In 1988, Robert Plant’s “Heaven Knows” spent six weeks at the top of the chart — an expected turn, for the AOR boys whom Plant had courted were always going to reward him (follow-up “Tall Cool One,” which sampled Zep at the same time the Beasties Boys did, followed it two weeks later for four more weeks at the top). The runners-up? U2’s wretched ‘Angel of Harlem,” tied for six weeks, “Desire,” five weeks. Followed by David Lee Roth’s “Just Like Paradise,” his last pop top ten, forgotten today; and, uh, Little Feat’s “Hate to Lose Your Lovin’.” I had no idea they were a going concern at the dawn of the Poppy Bush Interzone. Continue reading
After years of nibbling at the top five, George Washington tops the latest edition of Siena College Research Institute’s (SCRI) Survey of U.S. Presidents. Continue reading
The decade of Pacino, De Niro, and Nicholson, the seventies have become as apotheosized as FDR. A glance at the nominees for Best Actor confirm the conventional wisdom, though. I will never get back what I lost watching The Goodbye Girl a decade ago.
At the same time she has explained Ryan Adams’ malignancy, Phoebe Bridgers has been promoting excellent music she co-wrote with Conor Oberst under the Better Oblivion Center moniker. Give it up to Mariah Carey too, who recorded her best album since the Clinton years.
Click on links for full reviews
Mariah Carey – With You (8)
Better Oblivion Community Center – Dylan Thomas (7)
Russ ft. Taze, LD, Digga D, Ms Banks & Lethal Bizzle – Gun Lean (Remix) (6)
Shizzi ft. Mayorkun & Teni – Aye Kan (5)
Dua Lipa – Swan Song (5)
Mabel – Don’t Call Me Up (
Hozier – Almost (Sweet Music) (4)
Josh Ritter – Old Black Magic (4)
J. Cole – Middle Child (4)
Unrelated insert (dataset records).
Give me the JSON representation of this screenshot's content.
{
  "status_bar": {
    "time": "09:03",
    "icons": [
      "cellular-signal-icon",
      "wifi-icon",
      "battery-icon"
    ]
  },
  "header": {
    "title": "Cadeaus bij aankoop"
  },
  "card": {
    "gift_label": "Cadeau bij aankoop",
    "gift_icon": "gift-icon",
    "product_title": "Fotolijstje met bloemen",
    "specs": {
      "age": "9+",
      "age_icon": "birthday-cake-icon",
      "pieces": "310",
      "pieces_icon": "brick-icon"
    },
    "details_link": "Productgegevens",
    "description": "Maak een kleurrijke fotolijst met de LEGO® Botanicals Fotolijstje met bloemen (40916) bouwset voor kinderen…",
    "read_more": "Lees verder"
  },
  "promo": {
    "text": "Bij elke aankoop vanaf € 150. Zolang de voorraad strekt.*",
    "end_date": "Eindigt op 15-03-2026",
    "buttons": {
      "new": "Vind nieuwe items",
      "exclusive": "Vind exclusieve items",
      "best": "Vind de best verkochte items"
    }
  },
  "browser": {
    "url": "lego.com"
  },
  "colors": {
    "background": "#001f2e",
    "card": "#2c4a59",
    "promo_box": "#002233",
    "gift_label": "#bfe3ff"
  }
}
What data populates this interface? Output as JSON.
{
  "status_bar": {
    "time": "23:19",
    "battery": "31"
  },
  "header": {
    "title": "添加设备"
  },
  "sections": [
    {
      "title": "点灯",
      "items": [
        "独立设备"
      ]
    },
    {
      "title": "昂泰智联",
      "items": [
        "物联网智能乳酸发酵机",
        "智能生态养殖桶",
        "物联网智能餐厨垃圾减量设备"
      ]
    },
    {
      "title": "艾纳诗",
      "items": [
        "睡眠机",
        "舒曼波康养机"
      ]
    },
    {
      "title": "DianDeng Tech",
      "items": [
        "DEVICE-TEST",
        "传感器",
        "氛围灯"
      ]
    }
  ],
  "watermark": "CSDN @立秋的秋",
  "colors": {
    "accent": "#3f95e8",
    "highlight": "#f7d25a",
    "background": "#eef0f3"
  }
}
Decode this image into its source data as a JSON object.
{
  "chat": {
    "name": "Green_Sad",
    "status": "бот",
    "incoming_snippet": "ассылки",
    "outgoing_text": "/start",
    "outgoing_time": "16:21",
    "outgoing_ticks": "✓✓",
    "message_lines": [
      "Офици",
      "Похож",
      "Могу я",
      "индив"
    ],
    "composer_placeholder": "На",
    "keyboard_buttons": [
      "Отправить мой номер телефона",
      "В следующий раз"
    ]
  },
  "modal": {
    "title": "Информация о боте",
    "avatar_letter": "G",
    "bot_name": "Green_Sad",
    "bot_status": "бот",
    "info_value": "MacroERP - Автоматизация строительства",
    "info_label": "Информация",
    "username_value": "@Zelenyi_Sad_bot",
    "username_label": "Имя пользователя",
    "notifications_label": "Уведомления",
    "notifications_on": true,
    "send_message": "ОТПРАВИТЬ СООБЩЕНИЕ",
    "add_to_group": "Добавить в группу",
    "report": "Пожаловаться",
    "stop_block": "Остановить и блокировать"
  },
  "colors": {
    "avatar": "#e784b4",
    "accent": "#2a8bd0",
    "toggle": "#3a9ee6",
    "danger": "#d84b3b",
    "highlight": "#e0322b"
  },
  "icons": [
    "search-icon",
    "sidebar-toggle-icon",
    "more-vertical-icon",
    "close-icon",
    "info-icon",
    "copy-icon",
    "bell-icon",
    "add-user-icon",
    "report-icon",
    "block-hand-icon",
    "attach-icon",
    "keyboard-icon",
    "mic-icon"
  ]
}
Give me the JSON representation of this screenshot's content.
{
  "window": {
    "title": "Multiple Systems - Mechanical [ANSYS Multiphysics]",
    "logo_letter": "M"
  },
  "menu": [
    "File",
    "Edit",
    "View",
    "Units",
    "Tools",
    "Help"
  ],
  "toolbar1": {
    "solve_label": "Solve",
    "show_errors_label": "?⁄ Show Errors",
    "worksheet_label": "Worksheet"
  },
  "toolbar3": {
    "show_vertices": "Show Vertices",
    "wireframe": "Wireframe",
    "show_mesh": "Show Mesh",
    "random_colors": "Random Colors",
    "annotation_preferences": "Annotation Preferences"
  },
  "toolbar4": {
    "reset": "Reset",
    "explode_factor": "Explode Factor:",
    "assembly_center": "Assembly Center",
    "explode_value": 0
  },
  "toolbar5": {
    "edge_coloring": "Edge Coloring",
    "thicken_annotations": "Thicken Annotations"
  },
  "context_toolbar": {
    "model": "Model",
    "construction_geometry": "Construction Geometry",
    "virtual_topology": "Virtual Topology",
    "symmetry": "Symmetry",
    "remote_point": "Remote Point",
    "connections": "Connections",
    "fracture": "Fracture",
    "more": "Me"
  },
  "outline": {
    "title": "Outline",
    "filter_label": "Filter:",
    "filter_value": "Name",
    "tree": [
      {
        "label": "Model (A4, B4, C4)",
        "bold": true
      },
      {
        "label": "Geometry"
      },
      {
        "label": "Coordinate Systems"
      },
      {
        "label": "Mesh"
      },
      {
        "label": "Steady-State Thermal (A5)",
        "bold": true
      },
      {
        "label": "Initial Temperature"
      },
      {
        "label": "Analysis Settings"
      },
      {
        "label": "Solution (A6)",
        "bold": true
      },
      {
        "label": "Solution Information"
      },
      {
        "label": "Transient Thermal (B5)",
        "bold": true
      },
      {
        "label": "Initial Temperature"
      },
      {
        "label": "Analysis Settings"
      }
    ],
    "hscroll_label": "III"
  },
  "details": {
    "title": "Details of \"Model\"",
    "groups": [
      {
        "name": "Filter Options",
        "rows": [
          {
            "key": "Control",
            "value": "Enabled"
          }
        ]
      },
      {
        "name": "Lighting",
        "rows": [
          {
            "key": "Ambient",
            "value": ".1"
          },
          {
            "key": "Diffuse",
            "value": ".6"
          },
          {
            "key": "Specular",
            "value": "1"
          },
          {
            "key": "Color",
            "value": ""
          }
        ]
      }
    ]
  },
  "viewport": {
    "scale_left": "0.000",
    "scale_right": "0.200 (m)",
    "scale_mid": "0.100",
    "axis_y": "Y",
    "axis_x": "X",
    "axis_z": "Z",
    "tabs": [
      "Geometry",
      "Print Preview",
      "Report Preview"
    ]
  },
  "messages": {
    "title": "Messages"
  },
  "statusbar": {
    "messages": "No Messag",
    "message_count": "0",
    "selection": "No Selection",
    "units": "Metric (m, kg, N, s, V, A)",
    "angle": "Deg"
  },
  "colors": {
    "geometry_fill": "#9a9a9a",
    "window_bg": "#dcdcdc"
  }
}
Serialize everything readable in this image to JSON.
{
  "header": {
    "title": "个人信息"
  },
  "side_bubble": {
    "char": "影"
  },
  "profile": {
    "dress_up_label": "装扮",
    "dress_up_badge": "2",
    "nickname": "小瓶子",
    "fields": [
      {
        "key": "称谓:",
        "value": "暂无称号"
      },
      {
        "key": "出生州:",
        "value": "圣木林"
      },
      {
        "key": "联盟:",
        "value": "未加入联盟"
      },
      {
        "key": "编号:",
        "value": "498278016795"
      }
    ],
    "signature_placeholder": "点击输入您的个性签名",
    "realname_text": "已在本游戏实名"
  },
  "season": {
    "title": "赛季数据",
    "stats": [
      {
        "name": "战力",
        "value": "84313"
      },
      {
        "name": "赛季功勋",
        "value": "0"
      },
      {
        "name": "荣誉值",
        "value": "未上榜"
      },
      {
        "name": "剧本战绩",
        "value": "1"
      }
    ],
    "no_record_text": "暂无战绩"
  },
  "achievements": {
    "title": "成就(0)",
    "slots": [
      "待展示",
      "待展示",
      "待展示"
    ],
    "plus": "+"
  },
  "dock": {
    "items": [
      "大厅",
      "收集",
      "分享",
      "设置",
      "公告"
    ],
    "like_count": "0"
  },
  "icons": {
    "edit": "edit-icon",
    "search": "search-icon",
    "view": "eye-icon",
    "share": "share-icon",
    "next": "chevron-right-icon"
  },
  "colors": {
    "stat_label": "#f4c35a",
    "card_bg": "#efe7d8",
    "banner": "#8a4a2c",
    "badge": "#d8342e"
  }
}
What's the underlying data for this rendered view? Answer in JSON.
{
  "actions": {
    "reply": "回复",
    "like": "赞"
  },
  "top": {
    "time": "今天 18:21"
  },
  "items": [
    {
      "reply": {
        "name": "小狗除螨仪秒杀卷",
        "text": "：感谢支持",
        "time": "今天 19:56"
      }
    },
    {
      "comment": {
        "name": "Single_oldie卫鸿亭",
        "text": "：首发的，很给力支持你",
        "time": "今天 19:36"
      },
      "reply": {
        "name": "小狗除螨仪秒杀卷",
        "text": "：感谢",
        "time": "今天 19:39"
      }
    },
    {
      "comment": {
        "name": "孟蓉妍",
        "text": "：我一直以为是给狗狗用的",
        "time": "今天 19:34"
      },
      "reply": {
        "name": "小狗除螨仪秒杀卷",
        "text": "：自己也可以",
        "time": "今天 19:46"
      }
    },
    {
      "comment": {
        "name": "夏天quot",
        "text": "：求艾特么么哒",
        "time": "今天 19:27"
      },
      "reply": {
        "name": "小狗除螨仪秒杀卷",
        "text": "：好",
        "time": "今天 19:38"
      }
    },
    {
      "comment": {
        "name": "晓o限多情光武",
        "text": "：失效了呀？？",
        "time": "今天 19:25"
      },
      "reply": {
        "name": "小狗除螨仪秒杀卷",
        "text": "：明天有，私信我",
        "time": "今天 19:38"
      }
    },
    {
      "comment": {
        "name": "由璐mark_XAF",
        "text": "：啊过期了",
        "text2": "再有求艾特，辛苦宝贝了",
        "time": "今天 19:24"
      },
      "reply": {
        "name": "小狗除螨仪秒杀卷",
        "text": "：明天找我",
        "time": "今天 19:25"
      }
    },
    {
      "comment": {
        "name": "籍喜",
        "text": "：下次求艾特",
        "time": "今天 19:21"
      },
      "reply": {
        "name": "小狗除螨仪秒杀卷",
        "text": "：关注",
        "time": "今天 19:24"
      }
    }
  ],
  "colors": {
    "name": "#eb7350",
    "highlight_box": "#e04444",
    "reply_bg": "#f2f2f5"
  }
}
Kacey Musgraves – Rainbow (3)
Greta Van Fleet – You’re The One (3)
Sabrina Carpenter – Sue Me (2)
Julia Michaels ft. Selena Gomez – Anxiety (2)
Martha – Love Keeps Kicking (1)
Not much separates these #1s from what we’d see on the pop or MTV charts. I will note the brief incandescence of Julian Lennon, whose “Stick Around” got airplay thanks to a sped-up video starring Michael J. Fox and a fabulous Manhattan apartment, and Van Hagar’s only good-to-great single, and Eddie Money ceding the mike to Ronnie Spector, in one of the great WTF moments in pop history. As WTF is how Dave Stewart allowed linguini to colonize his head. Continue reading
The decade begins and ends with stunt performances: Robert De Niro gaining weight and misjudging his actor’s intelligence in Raging Bull, Dustin Hoffman playing autistic and staring into the middle distance for over two hours in Rain Man. Continue reading